### [Exercise aim]
An unaltered copy of the listing below is required.

*** Records for the task

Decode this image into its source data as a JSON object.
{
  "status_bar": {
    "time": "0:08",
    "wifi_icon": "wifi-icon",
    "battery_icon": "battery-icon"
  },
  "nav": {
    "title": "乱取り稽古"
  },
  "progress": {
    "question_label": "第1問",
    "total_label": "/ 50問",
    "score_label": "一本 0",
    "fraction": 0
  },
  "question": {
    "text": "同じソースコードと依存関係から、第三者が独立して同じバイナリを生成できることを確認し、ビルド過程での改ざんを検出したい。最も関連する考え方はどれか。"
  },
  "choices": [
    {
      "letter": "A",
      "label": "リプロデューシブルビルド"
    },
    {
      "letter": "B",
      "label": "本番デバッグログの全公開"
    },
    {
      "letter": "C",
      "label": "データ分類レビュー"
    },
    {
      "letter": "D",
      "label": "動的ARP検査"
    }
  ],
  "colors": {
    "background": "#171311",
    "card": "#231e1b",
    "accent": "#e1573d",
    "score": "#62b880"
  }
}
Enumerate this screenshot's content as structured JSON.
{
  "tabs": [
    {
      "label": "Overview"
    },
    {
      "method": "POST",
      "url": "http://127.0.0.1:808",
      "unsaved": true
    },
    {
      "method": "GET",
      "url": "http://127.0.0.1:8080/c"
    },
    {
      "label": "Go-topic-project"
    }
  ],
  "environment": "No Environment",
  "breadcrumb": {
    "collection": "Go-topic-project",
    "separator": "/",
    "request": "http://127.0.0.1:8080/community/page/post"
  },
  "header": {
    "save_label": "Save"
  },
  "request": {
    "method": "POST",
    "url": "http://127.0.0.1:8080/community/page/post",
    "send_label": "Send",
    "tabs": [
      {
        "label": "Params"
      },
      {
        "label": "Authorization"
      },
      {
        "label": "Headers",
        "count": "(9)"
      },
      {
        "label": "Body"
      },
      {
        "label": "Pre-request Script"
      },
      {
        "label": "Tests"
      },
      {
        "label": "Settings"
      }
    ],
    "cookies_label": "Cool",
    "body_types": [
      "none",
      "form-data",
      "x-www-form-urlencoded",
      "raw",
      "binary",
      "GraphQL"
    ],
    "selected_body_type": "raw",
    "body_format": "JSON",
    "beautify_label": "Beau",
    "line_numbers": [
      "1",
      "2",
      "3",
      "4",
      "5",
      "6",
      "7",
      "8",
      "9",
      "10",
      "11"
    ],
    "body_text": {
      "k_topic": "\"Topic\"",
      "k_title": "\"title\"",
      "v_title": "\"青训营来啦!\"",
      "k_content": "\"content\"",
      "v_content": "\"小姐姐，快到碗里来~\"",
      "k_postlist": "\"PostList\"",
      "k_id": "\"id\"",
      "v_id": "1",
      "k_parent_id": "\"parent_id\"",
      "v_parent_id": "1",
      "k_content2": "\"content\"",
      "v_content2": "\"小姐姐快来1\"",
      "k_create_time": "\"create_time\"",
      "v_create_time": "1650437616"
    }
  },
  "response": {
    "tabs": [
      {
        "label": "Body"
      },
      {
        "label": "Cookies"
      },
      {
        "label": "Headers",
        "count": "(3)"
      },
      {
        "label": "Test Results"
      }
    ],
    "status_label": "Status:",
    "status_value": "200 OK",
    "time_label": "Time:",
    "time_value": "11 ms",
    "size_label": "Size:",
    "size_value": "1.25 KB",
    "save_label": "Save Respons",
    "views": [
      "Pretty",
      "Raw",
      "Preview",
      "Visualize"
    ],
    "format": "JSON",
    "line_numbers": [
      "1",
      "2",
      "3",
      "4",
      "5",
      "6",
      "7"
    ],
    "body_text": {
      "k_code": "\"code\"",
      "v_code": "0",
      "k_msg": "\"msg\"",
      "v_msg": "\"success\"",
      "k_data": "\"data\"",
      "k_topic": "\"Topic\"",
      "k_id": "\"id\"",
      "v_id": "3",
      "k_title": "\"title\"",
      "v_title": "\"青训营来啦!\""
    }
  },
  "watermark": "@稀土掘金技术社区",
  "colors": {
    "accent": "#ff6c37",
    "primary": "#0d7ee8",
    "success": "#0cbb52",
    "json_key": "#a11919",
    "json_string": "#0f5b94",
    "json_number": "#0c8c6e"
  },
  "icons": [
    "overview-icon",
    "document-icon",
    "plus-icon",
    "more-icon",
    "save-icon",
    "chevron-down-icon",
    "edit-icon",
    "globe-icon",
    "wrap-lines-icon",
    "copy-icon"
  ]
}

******

### [Response]
Decode this image into its source data as a JSON object.
{
  "status_bar": {
    "time": "0:08",
    "wifi_icon": "wifi-icon",
    "battery_icon": "battery-icon"
  },
  "nav": {
    "title": "乱取り稽古"
  },
  "progress": {
    "question_label": "第1問",
    "total_label": "/ 50問",
    "score_label": "一本 0",
    "fraction": 0
  },
  "question": {
    "text": "同じソースコードと依存関係から、第三者が独立して同じバイナリを生成できることを確認し、ビルド過程での改ざんを検出したい。最も関連する考え方はどれか。"
  },
  "choices": [
    {
      "letter": "A",
      "label": "リプロデューシブルビルド"
    },
    {
      "letter": "B",
      "label": "本番デバッグログの全公開"
    },
    {
      "letter": "C",
      "label": "データ分類レビュー"
    },
    {
      "letter": "D",
      "label": "動的ARP検査"
    }
  ],
  "colors": {
    "background": "#171311",
    "card": "#231e1b",
    "accent": "#e1573d",
    "score": "#62b880"
  }
}
Enumerate this screenshot's content as structured JSON.
{
  "tabs": [
    {
      "label": "Overview"
    },
    {
      "method": "POST",
      "url": "http://127.0.0.1:808",
      "unsaved": true
    },
    {
      "method": "GET",
      "url": "http://127.0.0.1:8080/c"
    },
    {
      "label": "Go-topic-project"
    }
  ],
  "environment": "No Environment",
  "breadcrumb": {
    "collection": "Go-topic-project",
    "separator": "/",
    "request": "http://127.0.0.1:8080/community/page/post"
  },
  "header": {
    "save_label": "Save"
  },
  "request": {
    "method": "POST",
    "url": "http://127.0.0.1:8080/community/page/post",
    "send_label": "Send",
    "tabs": [
      {
        "label": "Params"
      },
      {
        "label": "Authorization"
      },
      {
        "label": "Headers",
        "count": "(9)"
      },
      {
        "label": "Body"
      },
      {
        "label": "Pre-request Script"
      },
      {
        "label": "Tests"
      },
      {
        "label": "Settings"
      }
    ],
    "cookies_label": "Cool",
    "body_types": [
      "none",
      "form-data",
      "x-www-form-urlencoded",
      "raw",
      "binary",
      "GraphQL"
    ],
    "selected_body_type": "raw",
    "body_format": "JSON",
    "beautify_label": "Beau",
    "line_numbers": [
      "1",
      "2",
      "3",
      "4",
      "5",
      "6",
      "7",
      "8",
      "9",
      "10",
      "11"
    ],
    "body_text": {
      "k_topic": "\"Topic\"",
      "k_title": "\"title\"",
      "v_title": "\"青训营来啦!\"",
      "k_content": "\"content\"",
      "v_content": "\"小姐姐，快到碗里来~\"",
      "k_postlist": "\"PostList\"",
      "k_id": "\"id\"",
      "v_id": "1",
      "k_parent_id": "\"parent_id\"",
      "v_parent_id": "1",
      "k_content2": "\"content\"",
      "v_content2": "\"小姐姐快来1\"",
      "k_create_time": "\"create_time\"",
      "v_create_time": "1650437616"
    }
  },
  "response": {
    "tabs": [
      {
        "label": "Body"
      },
      {
        "label": "Cookies"
      },
      {
        "label": "Headers",
        "count": "(3)"
      },
      {
        "label": "Test Results"
      }
    ],
    "status_label": "Status:",
    "status_value": "200 OK",
    "time_label": "Time:",
    "time_value": "11 ms",
    "size_label": "Size:",
    "size_value": "1.25 KB",
    "save_label": "Save Respons",
    "views": [
      "Pretty",
      "Raw",
      "Preview",
      "Visualize"
    ],
    "format": "JSON",
    "line_numbers": [
      "1",
      "2",
      "3",
      "4",
      "5",
      "6",
      "7"
    ],
    "body_text": {
      "k_code": "\"code\"",
      "v_code": "0",
      "k_msg": "\"msg\"",
      "v_msg": "\"success\"",
      "k_data": "\"data\"",
      "k_topic": "\"Topic\"",
      "k_id": "\"id\"",
      "v_id": "3",
      "k_title": "\"title\"",
      "v_title": "\"青训营来啦!\""
    }
  },
  "watermark": "@稀土掘金技术社区",
  "colors": {
    "accent": "#ff6c37",
    "primary": "#0d7ee8",
    "success": "#0cbb52",
    "json_key": "#a11919",
    "json_string": "#0f5b94",
    "json_number": "#0c8c6e"
  },
  "icons": [
    "overview-icon",
    "document-icon",
    "plus-icon",
    "more-icon",
    "save-icon",
    "chevron-down-icon",
    "edit-icon",
    "globe-icon",
    "wrap-lines-icon",
    "copy-icon"
  ]
}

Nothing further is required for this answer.